Home Articles Featured Auto Makes Automobile Pioneers About
Left arrow


Right arrow
Home > Automobile Pioneers > George Walter Mason

George Walter Mason


George Walter Mason entered the auto industry in 1913 with Studebaker. A year later, he joined Dodge, leaving in 1915 to become purchasing agent for the American Auto Trimming Company. During World War I Mason acted as a coordinator for the Army Ordnance Department. In 1919 accepted a position with Irving National Bank in New York. In 1921 Mason returned to the auto industry, taking a position with Maxwell-Chalmers Corporation, then being reorganized by Walter P. Chrysler. A year later he was named general works manager, holding that position until leaving Chrysler to become vice president of Copeland Products, Incorporated, in 1926. Although elected president of Copeland in 1927, Mason in 1928 left to become president of Kelvinator Corporation. In 1936, an offer of the presidency of Nash Motors ultimately resulted in the formation of the Nash-Kelvinator Corporation with Mason as president and Charles W. Nash board chairman. With Nash’s death in 1948, Mason, at that time president of the Automobile Manufacturers Association, also became board chairman of Nash-Kelvinator. When the Nash-Kelvinator-Hudson Motor Car Company merger in 1954 was completed, Mason became president and chairman of the newly formed American Motors Corporation.

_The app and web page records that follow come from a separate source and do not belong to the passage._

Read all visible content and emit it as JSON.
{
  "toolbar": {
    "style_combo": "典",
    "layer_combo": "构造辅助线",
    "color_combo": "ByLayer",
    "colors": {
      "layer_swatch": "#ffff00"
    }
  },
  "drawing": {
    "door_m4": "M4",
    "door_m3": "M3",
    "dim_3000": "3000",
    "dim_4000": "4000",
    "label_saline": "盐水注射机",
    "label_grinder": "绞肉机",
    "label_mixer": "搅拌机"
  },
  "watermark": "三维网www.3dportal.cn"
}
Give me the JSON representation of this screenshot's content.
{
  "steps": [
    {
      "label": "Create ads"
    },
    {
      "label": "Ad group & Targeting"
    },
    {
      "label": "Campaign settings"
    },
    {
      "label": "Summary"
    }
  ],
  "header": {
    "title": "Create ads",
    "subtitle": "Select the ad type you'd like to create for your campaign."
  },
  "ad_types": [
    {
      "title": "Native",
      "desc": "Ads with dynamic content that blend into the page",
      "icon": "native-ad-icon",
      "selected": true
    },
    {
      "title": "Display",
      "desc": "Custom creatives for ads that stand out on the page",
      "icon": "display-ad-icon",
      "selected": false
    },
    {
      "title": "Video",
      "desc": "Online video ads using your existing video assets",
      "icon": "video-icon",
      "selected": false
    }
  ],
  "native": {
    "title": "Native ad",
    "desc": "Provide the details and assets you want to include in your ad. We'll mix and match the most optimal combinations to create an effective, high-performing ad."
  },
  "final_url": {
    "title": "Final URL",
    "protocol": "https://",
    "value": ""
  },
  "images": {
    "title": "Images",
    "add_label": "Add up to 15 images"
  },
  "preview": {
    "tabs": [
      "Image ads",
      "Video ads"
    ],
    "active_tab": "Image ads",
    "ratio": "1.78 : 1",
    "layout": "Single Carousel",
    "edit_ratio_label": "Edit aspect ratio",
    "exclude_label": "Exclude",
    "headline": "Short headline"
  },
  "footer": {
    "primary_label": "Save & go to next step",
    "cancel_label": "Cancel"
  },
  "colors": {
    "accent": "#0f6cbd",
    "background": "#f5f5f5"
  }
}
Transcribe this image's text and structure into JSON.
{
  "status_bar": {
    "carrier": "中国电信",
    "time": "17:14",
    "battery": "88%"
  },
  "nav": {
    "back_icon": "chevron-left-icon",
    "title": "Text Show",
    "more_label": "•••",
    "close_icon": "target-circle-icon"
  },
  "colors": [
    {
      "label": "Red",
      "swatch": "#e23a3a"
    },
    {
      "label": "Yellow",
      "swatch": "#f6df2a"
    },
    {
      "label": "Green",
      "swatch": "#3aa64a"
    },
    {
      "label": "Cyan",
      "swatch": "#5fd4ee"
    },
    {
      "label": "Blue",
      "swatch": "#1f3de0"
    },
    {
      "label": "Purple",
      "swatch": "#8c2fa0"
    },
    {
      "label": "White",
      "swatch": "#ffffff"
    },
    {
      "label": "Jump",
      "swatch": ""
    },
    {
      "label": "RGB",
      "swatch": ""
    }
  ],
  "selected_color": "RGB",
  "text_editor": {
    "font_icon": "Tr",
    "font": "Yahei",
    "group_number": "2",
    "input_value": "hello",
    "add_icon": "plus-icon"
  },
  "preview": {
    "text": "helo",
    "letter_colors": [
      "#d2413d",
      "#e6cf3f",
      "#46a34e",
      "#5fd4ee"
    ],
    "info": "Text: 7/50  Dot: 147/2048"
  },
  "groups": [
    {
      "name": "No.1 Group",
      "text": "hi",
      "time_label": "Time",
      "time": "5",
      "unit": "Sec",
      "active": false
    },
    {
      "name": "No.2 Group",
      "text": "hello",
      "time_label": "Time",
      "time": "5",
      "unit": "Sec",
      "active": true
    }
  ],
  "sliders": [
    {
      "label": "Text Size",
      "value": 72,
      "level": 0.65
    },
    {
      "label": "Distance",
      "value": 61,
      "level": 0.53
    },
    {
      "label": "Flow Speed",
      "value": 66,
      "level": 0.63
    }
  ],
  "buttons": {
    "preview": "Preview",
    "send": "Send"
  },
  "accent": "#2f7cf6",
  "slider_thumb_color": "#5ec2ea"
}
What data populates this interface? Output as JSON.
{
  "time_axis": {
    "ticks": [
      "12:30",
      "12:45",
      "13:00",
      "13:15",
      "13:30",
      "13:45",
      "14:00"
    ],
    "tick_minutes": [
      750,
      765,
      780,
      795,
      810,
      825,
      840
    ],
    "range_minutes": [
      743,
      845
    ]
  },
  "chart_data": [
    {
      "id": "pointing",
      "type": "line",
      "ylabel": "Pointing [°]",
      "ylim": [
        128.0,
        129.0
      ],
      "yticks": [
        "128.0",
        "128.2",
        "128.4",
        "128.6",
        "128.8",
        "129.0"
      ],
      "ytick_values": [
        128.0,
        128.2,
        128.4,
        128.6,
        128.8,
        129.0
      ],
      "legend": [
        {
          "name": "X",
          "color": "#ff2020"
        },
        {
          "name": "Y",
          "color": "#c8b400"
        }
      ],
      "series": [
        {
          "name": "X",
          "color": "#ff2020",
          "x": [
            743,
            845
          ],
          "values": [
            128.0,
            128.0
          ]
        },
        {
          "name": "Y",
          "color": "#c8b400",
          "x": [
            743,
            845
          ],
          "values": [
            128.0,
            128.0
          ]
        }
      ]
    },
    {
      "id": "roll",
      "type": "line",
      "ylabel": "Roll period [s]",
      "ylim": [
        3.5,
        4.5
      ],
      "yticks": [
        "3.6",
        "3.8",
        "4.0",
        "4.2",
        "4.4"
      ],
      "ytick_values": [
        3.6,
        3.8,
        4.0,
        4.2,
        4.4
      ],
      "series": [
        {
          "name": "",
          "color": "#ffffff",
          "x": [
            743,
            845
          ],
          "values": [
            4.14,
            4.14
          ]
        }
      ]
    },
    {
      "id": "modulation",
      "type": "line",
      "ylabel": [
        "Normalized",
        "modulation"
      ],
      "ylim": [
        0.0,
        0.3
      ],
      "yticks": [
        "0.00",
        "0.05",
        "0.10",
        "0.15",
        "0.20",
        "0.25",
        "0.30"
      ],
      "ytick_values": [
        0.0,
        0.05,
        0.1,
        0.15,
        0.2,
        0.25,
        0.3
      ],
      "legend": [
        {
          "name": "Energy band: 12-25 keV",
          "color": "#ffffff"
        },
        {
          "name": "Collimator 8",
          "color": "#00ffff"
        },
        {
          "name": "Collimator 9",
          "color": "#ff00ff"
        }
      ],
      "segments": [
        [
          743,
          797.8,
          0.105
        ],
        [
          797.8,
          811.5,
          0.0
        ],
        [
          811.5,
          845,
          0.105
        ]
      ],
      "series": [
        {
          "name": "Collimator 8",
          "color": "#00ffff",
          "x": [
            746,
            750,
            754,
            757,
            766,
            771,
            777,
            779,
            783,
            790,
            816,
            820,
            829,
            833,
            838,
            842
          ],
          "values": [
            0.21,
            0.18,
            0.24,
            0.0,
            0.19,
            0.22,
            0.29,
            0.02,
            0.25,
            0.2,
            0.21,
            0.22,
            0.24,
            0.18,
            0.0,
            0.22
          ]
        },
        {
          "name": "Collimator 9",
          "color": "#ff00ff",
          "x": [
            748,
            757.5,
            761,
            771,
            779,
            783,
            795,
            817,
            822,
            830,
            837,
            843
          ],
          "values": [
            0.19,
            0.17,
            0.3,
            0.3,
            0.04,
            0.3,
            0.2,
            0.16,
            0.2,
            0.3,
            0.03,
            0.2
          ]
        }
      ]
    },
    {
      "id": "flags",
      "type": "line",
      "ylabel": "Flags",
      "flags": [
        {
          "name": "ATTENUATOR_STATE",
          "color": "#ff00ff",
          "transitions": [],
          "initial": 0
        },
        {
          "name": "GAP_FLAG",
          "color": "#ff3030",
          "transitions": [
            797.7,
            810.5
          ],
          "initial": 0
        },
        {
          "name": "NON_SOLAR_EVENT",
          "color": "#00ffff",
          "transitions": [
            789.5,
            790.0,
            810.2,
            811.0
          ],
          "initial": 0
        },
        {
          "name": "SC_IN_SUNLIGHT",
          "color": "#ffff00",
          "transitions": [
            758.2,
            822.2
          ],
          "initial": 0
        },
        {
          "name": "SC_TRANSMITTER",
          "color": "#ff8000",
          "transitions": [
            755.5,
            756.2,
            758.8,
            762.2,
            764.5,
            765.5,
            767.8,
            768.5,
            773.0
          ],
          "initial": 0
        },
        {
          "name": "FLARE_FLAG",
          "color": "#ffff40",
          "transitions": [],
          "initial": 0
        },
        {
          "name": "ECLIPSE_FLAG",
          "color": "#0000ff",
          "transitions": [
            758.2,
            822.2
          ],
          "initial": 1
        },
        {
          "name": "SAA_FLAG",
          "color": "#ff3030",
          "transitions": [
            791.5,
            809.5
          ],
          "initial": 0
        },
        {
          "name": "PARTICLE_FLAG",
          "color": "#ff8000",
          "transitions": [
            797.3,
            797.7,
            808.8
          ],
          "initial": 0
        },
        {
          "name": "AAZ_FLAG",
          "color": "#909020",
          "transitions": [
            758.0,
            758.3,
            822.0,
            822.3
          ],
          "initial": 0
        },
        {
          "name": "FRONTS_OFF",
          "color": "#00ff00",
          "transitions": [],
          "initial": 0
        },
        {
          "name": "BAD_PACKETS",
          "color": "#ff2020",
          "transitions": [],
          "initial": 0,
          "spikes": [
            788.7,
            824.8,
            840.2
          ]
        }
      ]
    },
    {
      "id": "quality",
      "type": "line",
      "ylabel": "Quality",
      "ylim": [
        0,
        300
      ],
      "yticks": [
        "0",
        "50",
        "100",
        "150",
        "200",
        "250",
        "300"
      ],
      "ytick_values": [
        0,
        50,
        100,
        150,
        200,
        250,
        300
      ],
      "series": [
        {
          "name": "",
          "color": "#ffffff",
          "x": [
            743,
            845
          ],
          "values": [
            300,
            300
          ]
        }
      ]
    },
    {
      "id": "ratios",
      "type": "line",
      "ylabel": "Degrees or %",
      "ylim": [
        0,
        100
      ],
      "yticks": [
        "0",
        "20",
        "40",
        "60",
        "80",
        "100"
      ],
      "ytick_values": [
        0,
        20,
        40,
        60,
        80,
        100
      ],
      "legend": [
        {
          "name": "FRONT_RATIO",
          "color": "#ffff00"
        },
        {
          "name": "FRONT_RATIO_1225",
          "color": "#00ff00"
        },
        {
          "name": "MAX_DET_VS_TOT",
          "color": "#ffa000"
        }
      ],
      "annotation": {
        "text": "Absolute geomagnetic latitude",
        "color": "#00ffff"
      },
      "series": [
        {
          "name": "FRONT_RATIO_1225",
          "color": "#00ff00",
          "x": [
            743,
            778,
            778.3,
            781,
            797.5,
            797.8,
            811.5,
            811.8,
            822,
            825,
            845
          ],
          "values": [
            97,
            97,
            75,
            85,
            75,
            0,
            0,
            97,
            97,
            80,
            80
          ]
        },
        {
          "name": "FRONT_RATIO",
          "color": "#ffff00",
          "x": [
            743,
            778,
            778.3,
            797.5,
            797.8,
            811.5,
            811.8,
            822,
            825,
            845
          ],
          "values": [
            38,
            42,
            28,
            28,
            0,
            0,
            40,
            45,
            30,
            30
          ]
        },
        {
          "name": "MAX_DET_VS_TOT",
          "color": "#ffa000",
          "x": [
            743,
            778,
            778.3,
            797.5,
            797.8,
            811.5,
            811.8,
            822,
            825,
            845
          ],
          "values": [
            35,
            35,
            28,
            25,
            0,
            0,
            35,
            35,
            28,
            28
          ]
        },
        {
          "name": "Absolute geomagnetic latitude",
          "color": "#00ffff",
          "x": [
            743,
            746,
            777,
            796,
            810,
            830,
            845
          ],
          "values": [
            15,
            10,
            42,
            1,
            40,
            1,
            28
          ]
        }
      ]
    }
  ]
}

Sponsored Links

Copyright 2011 - AmericanAutoHistory.com - All Rights Reserved

Contact information